Entries from a dataset of interfaces:
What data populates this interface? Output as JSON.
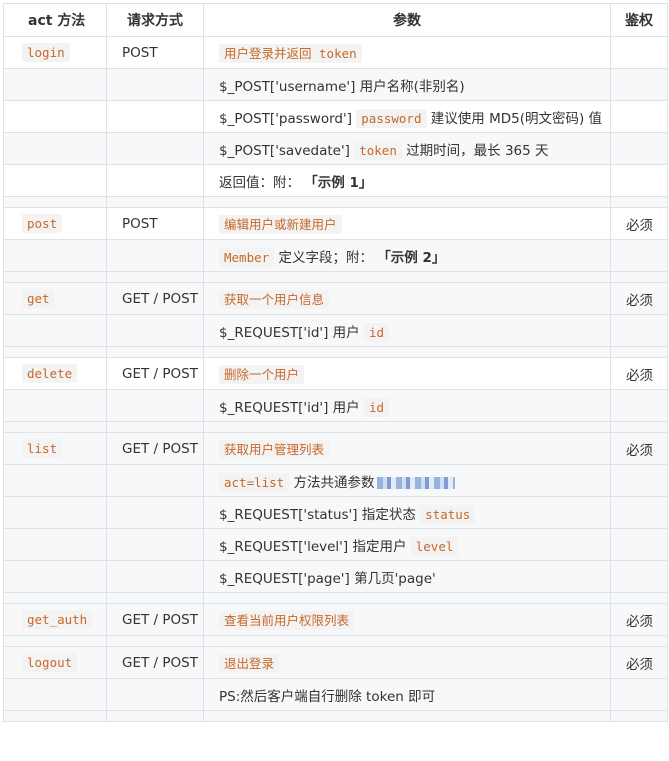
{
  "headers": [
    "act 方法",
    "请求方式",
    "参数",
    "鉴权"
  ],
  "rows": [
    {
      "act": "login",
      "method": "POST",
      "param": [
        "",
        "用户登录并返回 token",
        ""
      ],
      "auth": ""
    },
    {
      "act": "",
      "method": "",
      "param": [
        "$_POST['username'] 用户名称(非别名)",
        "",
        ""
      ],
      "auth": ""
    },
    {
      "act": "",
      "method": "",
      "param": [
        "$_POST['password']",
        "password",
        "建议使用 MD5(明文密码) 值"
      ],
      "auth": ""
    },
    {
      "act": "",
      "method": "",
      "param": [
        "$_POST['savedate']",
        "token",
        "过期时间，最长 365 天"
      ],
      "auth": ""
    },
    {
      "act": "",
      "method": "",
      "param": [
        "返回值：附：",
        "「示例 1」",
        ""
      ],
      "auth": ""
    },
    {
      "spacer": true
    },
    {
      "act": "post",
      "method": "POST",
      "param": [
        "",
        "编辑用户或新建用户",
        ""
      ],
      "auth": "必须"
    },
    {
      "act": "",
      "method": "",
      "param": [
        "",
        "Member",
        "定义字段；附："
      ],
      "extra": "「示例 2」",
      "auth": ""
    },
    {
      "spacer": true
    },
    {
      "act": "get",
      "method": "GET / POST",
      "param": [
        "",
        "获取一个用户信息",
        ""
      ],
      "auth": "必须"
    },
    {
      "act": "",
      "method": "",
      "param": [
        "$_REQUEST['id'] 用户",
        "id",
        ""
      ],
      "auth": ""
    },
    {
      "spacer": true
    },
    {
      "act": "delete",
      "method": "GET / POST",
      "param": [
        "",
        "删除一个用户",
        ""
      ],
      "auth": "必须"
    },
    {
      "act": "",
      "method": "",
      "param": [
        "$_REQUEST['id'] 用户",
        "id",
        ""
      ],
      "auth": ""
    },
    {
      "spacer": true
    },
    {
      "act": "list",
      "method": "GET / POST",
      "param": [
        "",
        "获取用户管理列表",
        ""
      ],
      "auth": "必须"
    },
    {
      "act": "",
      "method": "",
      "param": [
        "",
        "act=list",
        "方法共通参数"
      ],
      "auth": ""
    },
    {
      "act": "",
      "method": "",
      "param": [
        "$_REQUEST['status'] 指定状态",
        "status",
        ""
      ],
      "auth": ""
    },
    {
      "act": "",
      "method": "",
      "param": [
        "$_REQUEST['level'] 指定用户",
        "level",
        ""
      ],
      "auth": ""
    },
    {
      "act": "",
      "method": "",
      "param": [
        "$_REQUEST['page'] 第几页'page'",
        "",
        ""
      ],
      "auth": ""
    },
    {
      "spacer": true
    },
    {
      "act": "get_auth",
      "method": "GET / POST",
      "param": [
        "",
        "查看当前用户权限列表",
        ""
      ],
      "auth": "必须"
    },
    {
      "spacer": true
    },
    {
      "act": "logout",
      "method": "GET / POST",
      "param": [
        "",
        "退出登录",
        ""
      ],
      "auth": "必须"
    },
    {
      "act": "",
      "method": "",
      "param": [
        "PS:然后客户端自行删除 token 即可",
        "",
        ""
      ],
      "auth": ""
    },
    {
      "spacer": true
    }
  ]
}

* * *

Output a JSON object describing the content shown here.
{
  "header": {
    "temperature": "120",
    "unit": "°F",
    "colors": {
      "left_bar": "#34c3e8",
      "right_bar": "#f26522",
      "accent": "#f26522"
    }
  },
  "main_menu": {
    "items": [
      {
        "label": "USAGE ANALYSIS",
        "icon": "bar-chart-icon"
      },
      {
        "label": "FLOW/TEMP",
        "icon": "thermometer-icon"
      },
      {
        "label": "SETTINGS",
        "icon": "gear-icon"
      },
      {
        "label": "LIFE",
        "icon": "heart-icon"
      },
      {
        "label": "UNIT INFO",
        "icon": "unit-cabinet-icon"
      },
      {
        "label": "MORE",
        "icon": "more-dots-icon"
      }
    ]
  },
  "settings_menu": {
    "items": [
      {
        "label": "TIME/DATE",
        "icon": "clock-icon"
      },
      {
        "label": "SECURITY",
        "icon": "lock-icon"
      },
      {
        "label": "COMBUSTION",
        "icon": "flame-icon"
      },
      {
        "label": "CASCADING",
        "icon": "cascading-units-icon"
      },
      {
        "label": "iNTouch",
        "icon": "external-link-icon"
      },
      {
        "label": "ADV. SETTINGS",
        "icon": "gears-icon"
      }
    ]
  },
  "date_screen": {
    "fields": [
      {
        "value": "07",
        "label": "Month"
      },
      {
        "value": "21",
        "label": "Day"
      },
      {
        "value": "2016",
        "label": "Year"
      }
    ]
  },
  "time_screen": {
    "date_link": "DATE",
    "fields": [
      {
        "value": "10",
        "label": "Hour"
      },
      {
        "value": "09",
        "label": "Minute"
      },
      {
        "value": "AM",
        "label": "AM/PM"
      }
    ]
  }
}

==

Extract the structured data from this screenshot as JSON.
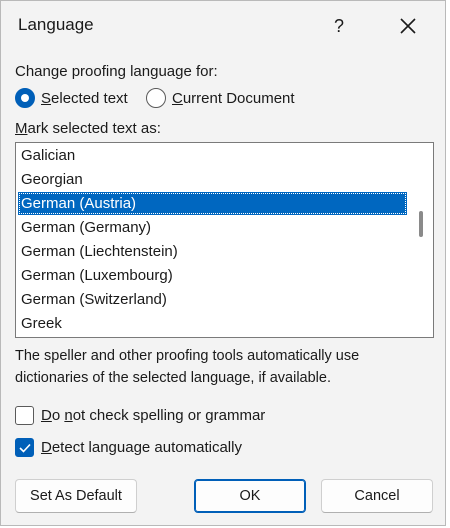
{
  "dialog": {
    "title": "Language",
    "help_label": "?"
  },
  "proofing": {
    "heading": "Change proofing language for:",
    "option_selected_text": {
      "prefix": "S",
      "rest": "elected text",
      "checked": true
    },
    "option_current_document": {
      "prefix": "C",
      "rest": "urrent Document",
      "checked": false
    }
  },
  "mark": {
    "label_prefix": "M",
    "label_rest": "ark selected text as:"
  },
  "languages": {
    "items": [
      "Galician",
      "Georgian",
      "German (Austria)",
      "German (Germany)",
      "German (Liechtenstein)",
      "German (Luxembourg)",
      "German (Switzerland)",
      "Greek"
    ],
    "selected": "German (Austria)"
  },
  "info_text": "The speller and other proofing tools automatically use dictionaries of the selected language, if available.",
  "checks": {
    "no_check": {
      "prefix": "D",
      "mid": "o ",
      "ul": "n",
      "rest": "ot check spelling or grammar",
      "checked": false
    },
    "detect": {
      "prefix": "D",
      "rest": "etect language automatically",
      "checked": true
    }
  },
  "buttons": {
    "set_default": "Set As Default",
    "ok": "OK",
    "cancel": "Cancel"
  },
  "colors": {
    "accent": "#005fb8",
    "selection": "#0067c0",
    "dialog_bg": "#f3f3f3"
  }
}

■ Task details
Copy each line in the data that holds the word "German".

■ Result for this exercise
      "German (Austria)",
      "German (Germany)",
      "German (Liechtenstein)",
      "German (Luxembourg)",
      "German (Switzerland)",
    "selected": "German (Austria)"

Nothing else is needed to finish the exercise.